AIM OF THE TASK |
Wherever a line of the listing holds the string "Market", copy that line.

--- SUPPLIED ENTRIES ---

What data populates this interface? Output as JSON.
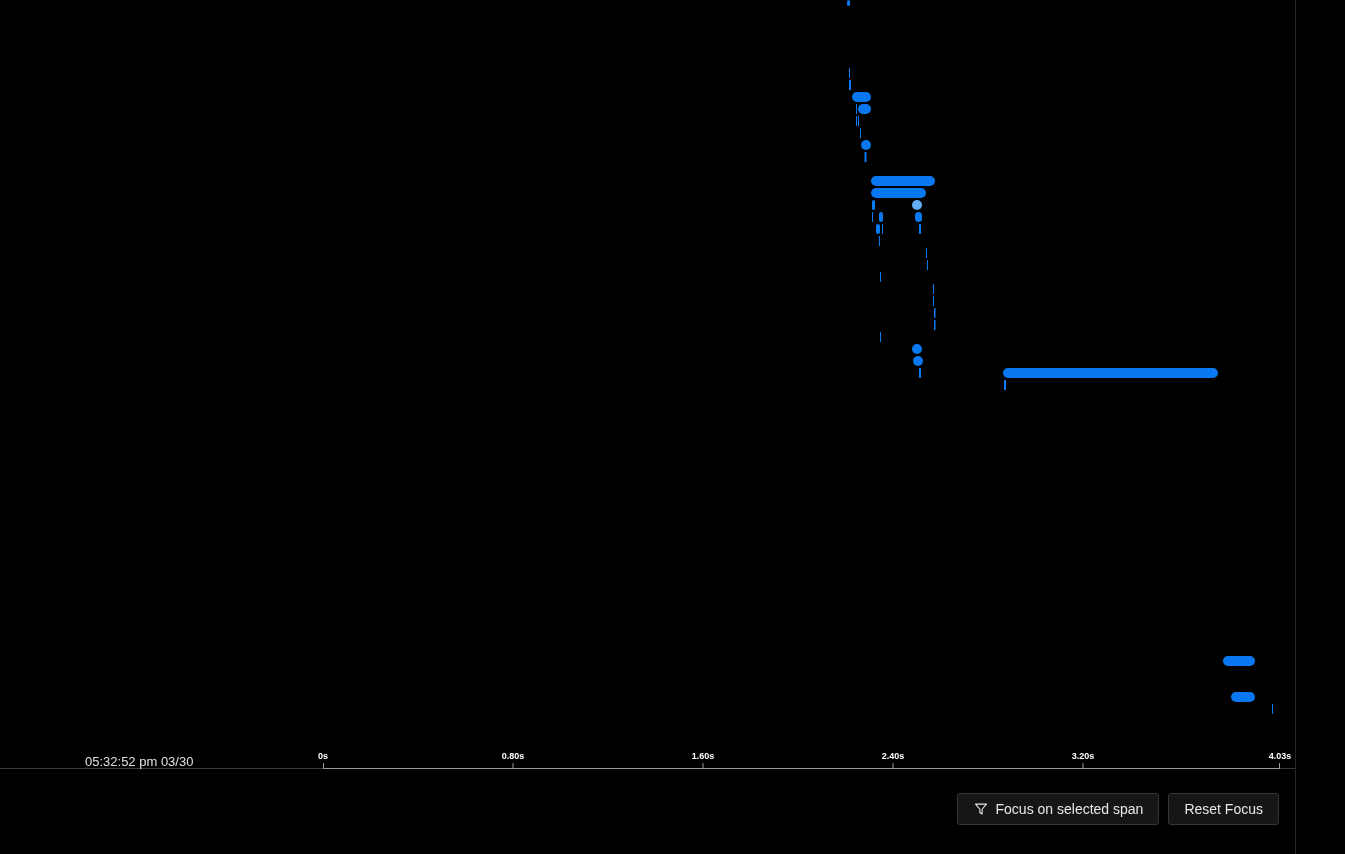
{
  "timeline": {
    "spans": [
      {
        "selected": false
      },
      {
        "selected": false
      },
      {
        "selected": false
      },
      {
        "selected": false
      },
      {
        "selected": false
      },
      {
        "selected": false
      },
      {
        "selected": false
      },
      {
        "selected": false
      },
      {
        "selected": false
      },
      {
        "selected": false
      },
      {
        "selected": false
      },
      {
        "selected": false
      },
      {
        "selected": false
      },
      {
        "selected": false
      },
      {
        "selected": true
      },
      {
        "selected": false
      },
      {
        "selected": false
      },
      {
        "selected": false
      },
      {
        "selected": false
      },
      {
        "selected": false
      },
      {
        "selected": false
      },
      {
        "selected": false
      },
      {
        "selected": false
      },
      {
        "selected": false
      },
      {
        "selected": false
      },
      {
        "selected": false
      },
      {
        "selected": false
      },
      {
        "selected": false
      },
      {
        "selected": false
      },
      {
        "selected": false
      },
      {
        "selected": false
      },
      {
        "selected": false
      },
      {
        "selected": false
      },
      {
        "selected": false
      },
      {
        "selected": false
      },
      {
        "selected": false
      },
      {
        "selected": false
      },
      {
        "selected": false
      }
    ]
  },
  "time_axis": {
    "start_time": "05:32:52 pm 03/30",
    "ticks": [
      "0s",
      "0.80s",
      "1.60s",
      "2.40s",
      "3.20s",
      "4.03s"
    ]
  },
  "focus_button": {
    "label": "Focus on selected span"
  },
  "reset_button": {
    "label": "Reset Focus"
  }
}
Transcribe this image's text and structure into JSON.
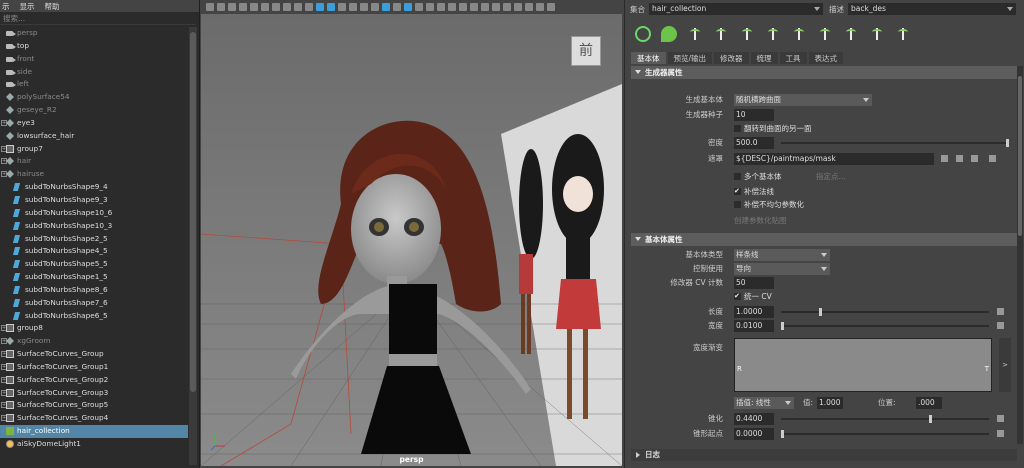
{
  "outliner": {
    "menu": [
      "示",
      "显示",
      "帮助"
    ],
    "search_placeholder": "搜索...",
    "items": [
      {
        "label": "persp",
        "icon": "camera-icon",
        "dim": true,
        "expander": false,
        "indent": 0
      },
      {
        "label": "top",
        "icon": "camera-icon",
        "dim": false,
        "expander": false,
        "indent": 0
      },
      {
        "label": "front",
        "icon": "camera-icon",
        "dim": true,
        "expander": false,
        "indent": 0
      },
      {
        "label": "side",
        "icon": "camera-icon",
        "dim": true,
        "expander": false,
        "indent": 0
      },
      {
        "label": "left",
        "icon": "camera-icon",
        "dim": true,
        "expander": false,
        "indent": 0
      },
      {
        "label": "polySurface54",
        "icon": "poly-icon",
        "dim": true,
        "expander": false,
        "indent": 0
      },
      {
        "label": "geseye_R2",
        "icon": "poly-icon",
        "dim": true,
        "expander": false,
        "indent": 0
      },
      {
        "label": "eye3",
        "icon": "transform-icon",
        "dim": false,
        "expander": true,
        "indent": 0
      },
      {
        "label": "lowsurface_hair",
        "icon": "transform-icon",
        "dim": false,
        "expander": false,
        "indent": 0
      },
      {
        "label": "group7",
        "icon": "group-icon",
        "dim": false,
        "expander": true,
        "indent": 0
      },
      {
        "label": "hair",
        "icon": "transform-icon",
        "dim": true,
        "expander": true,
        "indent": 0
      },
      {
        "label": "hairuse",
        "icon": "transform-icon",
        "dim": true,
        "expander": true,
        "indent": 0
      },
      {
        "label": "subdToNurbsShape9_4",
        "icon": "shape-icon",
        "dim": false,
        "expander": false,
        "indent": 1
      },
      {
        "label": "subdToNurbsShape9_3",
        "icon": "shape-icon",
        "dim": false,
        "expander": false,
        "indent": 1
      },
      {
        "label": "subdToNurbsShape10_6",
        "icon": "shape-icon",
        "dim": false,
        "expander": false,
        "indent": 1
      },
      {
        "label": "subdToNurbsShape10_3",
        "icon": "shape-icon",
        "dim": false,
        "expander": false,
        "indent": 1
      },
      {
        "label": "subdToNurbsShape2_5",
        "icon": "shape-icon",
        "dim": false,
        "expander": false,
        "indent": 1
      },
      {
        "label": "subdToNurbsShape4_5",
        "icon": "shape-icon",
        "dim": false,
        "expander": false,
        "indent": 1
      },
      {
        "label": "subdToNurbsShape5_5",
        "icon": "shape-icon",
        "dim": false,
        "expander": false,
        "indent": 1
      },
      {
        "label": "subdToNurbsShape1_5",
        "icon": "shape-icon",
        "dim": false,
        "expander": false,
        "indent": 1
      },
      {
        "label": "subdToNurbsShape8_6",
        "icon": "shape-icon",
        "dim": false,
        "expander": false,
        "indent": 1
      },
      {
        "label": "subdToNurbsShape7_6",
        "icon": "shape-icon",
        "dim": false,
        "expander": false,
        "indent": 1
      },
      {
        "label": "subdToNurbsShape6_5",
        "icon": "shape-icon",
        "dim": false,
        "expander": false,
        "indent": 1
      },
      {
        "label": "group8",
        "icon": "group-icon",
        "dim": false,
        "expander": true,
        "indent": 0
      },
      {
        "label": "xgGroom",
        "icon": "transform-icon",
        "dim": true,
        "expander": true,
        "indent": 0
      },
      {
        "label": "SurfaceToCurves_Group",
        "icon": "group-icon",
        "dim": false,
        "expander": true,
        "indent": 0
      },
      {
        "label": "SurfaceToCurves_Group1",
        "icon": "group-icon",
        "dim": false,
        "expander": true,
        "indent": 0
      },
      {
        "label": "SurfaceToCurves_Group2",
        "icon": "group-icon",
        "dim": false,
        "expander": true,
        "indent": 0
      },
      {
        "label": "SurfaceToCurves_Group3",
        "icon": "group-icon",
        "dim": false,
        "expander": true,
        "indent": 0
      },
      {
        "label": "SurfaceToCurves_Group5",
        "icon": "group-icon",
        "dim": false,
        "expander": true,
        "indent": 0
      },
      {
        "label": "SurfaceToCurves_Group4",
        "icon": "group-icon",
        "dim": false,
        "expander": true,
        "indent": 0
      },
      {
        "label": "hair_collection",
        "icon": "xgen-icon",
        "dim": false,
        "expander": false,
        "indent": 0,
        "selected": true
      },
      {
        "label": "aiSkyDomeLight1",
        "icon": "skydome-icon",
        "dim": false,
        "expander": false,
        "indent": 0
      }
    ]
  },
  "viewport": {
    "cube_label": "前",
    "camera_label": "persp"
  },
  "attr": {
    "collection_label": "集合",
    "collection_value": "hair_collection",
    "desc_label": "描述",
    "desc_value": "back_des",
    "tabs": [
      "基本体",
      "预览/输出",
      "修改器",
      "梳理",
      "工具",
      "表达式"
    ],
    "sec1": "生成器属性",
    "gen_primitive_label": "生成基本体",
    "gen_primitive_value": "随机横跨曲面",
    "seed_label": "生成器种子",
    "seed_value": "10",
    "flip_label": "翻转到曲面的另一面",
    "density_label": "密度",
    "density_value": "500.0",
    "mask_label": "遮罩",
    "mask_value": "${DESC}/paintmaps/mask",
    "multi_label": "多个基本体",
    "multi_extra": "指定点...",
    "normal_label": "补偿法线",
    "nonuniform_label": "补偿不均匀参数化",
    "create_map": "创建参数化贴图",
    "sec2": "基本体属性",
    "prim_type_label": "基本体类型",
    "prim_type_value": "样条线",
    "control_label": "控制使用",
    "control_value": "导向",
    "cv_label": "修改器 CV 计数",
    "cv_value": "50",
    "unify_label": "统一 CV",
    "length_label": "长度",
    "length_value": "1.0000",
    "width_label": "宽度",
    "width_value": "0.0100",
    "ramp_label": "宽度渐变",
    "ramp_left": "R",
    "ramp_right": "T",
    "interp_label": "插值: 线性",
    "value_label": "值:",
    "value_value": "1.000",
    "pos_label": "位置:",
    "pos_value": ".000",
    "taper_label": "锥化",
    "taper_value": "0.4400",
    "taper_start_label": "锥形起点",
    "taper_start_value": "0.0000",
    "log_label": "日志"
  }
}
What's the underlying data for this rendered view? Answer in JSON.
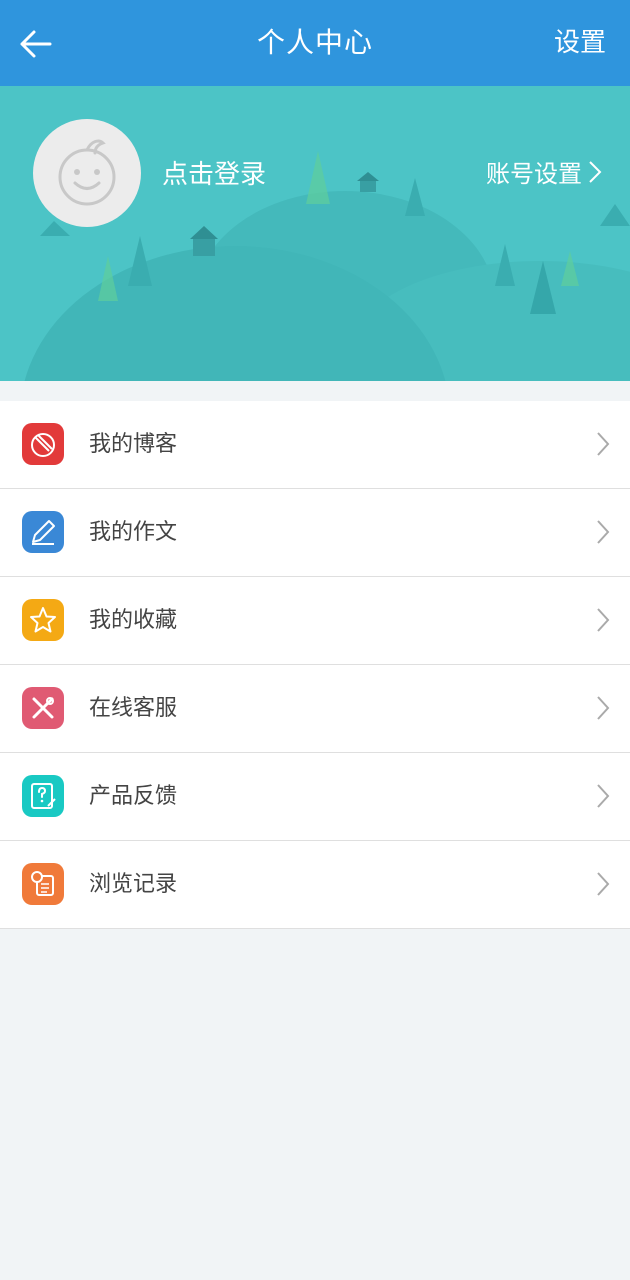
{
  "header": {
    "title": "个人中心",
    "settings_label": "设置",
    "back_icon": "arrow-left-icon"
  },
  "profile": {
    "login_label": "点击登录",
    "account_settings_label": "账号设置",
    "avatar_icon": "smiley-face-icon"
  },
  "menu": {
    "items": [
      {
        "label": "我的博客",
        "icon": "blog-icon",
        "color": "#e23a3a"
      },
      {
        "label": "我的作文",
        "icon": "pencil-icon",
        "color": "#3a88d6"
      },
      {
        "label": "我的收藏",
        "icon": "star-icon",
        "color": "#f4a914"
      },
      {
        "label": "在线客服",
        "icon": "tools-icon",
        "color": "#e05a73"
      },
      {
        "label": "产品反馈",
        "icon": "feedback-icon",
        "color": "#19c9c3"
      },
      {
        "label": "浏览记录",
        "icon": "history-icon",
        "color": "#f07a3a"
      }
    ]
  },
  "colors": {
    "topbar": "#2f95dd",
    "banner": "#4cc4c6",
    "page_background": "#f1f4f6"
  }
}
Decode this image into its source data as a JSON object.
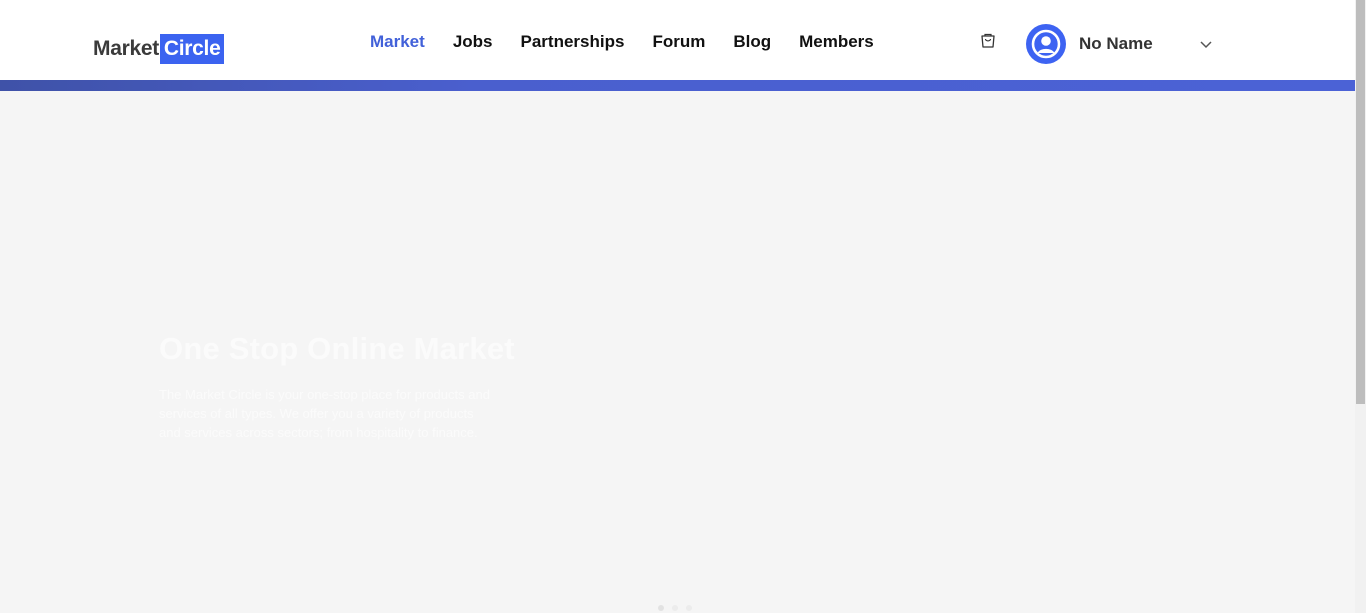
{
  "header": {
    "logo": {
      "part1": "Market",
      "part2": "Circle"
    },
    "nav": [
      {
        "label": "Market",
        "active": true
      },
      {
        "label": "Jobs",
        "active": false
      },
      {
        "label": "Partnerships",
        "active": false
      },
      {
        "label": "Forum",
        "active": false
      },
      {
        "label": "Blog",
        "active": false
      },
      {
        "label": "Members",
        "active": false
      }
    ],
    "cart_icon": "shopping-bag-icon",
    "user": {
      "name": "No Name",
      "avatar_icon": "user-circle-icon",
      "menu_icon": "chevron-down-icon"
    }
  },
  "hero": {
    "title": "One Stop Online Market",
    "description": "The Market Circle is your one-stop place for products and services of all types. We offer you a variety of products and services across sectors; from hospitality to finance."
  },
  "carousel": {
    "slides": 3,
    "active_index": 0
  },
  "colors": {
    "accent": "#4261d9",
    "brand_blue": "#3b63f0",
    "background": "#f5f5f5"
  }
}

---

RESULT |
      "part1": "Market",
        "label": "Market",
    "title": "One Stop Online Market",
    "description": "The Market Circle is your one-stop place for products and services of all types. We offer you a variety of products and services across sectors; from hospitality to finance."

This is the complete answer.